Hiking Foot Blisters - Prevention and Treatment [A Case Study]
Russell from Perth
Russell is just getting back into hiking and is having ongoing blister issues on his heels and the balls of both feet.
He has been dealing with his hiking foot blisters in a very comprehensive way.
I’ve been seeing a podiatrist to get my feet working properly again. I had been a multi-day bushwalker in pre-children years but getting back into it as the children got older was not trouble free. I was getting serious blisters and just could not figure out what was going on. So working with the podiatrist to get my feet working properly again has helped. Also I have been working at losing weight and developing ultra-light systems for use when walking: to reduce pressure on my feet.
For Russell, ENGO Patches are part of a broader approach to blister prevention.
The podiatrist put me onto the ENGO blister patches. They just make sense. Patch the shoe surface rather than the skin. I’ve tried taping, creams, powders, blister patches on hot spots etc etc. But all these have the problem that they rely on the staying on the skin. My feet get very damp when walking any distance. So, all these methods fail after a few kilometres. Your friction reducing patches get past that by relying on adhering to the shoe. The adhesive layer is protected and the patch is less likely to fail. Simple but brilliant idea! I’ve not done any serious multi-day walks since applying the patches but I can tell the difference in the 10-20 km walks I have managed. The spots that previously developed hot spots just haven’t. I’ll be able to tell you if they have made a real difference once I have done a serious multi-day walk again.
Russell provided an update a few months later with some serious bushwalking under his belt.

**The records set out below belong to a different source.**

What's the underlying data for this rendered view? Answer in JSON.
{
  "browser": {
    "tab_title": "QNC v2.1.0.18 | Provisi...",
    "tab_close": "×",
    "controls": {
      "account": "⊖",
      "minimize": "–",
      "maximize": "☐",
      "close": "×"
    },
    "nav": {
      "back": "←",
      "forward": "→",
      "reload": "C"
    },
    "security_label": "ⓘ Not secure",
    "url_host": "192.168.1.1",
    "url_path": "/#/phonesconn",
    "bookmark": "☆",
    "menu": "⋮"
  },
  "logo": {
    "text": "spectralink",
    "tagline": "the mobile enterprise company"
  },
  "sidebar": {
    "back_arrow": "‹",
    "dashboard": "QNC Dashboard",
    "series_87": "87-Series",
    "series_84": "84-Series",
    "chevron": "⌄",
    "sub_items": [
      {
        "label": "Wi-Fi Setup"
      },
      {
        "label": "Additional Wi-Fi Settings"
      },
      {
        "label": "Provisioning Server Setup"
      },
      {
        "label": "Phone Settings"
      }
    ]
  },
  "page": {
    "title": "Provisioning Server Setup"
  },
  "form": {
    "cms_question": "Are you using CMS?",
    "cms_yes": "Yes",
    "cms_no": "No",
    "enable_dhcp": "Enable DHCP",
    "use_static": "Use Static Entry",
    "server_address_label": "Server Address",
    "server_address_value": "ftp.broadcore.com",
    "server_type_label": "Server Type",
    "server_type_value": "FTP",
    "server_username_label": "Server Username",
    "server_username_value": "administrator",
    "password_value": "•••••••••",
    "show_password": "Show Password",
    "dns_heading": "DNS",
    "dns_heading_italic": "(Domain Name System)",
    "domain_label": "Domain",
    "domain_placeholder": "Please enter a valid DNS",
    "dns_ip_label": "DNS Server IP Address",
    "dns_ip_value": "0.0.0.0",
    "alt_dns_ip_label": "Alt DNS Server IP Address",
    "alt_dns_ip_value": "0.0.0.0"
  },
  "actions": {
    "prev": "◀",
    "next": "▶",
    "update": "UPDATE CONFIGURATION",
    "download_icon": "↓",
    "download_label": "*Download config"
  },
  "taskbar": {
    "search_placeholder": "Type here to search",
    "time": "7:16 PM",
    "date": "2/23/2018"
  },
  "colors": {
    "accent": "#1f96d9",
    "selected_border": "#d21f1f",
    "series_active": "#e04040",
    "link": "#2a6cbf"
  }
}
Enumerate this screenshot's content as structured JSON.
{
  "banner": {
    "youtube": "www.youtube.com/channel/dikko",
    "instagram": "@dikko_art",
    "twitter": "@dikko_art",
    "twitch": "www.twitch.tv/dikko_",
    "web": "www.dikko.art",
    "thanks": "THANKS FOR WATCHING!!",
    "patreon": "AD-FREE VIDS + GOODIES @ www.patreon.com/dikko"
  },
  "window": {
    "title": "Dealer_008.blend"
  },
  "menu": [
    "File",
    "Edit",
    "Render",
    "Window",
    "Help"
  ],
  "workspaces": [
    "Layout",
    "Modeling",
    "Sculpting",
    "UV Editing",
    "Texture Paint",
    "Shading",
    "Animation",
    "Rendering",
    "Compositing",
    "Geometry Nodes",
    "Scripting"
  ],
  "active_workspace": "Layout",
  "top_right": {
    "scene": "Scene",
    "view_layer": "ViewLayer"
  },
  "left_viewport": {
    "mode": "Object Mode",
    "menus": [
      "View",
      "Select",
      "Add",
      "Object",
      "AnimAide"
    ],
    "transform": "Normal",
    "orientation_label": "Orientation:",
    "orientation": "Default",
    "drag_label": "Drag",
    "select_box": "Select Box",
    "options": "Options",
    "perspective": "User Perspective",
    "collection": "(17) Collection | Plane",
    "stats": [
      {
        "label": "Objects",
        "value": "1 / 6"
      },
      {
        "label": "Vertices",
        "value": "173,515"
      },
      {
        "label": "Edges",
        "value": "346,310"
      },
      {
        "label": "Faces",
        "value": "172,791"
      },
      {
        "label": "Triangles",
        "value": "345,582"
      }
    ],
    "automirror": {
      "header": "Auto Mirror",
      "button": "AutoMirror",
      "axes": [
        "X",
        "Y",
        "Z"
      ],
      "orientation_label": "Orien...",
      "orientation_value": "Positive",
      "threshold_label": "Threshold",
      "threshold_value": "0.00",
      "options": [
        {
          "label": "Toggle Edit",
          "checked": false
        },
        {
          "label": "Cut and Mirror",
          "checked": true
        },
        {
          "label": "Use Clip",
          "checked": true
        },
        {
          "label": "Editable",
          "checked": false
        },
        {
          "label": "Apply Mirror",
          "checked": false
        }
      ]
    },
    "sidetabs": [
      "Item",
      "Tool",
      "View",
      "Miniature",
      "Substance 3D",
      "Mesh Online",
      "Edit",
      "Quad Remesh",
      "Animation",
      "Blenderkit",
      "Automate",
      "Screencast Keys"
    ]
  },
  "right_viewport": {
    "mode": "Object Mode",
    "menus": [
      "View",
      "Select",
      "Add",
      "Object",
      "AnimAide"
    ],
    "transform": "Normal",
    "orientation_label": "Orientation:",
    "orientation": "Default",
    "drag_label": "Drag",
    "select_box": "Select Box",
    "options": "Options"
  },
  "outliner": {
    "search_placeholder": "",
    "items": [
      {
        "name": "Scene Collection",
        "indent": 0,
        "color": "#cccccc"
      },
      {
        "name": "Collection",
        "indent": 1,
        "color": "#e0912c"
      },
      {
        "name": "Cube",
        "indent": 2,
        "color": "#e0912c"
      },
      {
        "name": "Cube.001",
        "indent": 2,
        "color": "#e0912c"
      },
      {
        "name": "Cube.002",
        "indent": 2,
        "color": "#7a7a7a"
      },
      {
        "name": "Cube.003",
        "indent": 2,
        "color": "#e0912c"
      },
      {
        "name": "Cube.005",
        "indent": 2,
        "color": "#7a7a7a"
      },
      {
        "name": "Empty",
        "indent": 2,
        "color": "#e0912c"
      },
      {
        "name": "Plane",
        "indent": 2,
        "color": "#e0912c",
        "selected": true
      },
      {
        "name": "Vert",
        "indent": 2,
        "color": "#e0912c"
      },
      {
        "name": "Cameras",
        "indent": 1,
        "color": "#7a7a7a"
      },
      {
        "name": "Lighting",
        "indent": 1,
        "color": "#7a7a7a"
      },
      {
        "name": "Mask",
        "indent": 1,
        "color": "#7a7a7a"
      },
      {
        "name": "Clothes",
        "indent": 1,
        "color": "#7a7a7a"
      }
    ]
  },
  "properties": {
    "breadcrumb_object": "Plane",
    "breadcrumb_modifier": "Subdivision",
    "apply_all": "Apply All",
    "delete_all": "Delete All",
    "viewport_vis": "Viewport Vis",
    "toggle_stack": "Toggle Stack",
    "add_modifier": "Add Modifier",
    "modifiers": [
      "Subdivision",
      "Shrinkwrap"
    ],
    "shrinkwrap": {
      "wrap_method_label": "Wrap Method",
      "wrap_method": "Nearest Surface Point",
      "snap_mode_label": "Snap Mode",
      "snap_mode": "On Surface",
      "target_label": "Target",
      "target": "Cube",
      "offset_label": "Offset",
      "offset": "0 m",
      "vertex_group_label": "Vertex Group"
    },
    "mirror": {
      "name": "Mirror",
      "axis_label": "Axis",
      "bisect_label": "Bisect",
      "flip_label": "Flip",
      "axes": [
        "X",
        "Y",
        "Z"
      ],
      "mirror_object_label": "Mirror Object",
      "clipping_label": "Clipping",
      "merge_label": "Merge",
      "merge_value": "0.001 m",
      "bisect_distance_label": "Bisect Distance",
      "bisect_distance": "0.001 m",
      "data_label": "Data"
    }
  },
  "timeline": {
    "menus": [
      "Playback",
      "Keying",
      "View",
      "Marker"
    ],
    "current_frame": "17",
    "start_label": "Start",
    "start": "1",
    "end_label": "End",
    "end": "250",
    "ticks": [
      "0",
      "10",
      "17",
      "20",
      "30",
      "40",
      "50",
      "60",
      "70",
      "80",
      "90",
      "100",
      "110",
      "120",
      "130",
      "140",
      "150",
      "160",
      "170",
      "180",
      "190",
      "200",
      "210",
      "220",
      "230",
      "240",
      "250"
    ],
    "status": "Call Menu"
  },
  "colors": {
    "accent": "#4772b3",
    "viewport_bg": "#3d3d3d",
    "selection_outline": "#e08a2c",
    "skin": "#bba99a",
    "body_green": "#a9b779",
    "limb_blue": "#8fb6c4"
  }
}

Thanks for all your help with the teflon patches. They have been working fine for me in the weeks since your last email. I have gotten on top of my blister problem. I’m using a combination of the large ENGO patches across the forefoot strike area in the shoe, anti friction creams, tinea prevention and a double layer of socks (coolmax toe socks inside thin coolmax normal socks). It’s doing the trick. I just completed a 200km section of the Bibb Track in 7 days with no blisters.
Well, I did get one. That one blister tells a story about how good the ENGO patches are. I was wearing an old pair of trial runners with a worn ENGO patch. I did not replace the patch because this would be the last wearing of these shoes. Anyway, I developed a blister on the little toe because the ENGO patch had worn out under that toe. So I replaced the patch. I had some just in case. No more problems after that. The blister deflated of its own accord as I kept walking. It was obviously replacing the worn patch that made the difference. I’ve ordered some more large patches to go into a new pair of trial runners and a pair of hiking boots I will be wearing on a winter trip into the mountains. Again thanks for your help. It is so good to be able to walk the long distances without blisters.
Are you on top of your hiking blisters? The first step is to find out what you know.